[Entries from a dataset of interfaces]
=== Section Start ===
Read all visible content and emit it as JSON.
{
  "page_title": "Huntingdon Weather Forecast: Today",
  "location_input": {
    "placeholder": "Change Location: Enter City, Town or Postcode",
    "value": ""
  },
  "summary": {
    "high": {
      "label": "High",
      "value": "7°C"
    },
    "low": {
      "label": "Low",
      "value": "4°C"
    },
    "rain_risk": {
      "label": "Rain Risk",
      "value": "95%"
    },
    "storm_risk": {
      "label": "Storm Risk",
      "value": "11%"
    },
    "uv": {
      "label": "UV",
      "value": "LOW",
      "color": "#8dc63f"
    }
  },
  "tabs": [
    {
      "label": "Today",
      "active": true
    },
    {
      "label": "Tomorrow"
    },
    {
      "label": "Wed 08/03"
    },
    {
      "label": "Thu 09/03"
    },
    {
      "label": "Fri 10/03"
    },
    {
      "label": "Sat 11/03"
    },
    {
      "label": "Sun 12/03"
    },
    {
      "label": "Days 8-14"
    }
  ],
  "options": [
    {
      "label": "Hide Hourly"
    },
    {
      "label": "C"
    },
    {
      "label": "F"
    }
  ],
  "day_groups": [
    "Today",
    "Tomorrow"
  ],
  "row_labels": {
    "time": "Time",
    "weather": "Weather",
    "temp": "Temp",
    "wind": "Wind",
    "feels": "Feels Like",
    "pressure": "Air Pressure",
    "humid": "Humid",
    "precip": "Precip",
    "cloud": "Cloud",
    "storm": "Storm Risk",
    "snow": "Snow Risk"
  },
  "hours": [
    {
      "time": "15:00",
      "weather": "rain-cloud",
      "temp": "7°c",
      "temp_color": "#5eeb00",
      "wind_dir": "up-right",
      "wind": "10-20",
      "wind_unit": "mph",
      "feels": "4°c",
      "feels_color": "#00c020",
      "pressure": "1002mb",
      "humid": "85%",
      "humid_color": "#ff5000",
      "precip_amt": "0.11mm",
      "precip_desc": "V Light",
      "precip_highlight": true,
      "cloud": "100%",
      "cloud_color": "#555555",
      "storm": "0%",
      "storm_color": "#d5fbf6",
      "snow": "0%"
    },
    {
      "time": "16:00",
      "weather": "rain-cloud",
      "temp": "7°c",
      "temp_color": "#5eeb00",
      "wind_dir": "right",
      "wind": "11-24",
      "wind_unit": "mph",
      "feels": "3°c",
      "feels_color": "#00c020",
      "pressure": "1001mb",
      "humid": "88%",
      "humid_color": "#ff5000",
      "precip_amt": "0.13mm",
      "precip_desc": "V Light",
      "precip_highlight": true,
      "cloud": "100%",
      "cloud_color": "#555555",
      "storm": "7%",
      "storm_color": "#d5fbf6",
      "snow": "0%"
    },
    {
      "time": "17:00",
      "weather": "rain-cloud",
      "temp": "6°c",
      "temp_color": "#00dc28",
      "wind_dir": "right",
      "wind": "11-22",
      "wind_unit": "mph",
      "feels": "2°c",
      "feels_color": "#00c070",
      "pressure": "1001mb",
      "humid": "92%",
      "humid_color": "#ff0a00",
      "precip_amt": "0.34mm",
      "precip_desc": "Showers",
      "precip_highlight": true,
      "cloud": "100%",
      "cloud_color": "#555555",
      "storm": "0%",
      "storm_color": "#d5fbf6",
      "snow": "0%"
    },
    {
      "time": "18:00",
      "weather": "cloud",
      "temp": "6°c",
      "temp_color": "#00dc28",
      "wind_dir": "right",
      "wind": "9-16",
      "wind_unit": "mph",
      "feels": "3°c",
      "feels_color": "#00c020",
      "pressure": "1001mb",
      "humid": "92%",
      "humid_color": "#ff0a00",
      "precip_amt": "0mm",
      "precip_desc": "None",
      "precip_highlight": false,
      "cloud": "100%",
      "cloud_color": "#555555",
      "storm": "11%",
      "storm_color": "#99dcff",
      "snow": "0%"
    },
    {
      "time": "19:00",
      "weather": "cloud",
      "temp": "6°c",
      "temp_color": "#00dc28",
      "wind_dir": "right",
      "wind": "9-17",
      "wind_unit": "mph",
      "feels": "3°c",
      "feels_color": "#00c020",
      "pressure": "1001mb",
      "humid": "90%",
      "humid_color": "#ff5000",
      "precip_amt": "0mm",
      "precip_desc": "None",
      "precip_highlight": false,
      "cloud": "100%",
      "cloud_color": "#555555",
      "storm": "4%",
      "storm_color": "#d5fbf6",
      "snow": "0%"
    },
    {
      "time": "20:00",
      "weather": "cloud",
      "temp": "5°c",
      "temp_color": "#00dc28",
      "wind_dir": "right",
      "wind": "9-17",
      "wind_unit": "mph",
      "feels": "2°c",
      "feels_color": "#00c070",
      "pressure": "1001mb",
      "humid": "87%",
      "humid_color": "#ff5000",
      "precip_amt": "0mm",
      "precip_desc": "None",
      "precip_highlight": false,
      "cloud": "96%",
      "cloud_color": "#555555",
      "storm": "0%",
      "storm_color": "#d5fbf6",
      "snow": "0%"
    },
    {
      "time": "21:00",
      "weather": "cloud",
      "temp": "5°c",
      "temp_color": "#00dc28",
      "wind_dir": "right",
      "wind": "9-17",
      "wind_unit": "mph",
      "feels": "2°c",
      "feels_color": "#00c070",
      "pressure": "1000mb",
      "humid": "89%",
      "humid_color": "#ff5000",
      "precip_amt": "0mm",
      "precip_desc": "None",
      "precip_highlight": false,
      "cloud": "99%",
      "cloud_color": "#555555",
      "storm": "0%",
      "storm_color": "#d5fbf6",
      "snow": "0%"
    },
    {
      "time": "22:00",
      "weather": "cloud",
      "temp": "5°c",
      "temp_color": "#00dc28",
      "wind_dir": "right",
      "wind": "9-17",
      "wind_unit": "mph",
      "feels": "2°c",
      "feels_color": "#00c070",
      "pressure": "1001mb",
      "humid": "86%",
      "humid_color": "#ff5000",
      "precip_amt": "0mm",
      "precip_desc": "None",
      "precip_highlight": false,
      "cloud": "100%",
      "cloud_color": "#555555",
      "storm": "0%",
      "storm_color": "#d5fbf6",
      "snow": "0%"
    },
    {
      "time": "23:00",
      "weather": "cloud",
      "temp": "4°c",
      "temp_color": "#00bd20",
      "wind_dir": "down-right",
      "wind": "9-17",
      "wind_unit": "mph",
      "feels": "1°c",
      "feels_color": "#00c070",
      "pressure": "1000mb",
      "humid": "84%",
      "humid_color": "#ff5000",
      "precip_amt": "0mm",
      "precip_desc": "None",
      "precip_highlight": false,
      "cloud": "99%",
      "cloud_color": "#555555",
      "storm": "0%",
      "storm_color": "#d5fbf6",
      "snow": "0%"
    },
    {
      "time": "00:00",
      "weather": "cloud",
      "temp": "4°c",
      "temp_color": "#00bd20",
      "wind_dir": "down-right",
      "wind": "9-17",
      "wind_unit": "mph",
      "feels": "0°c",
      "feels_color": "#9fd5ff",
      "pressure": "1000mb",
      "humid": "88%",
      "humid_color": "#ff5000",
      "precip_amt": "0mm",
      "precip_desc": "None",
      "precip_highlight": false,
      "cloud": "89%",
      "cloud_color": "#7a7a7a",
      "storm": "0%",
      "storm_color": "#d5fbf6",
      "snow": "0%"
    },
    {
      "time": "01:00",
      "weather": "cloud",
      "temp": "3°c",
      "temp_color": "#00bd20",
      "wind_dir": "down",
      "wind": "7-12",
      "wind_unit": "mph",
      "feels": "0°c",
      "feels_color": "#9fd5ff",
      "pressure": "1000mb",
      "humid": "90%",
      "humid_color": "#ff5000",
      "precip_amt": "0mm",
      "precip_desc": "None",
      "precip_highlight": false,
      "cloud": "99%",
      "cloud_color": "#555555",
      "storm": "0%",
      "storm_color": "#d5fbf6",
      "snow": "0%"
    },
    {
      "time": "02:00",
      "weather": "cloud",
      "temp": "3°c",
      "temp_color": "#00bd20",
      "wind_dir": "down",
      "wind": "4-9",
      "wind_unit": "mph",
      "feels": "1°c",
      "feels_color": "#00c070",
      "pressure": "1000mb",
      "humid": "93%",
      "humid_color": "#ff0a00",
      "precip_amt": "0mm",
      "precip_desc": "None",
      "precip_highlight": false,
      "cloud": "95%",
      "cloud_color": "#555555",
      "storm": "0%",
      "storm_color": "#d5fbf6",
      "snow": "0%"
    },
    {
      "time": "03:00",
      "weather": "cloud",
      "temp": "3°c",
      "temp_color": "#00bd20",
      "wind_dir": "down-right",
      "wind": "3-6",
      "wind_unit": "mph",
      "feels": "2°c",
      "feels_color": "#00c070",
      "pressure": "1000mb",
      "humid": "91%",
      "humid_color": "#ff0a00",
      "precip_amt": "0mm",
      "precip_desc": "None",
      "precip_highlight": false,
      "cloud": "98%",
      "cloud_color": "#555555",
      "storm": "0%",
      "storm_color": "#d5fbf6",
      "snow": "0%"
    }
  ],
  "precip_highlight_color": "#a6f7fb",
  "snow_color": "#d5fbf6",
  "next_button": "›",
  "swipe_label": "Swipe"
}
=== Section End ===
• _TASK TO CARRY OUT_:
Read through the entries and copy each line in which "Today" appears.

• _YOUR SOLUTION_:
  "page_title": "Huntingdon Weather Forecast: Today",
      "label": "Today",
    "Today",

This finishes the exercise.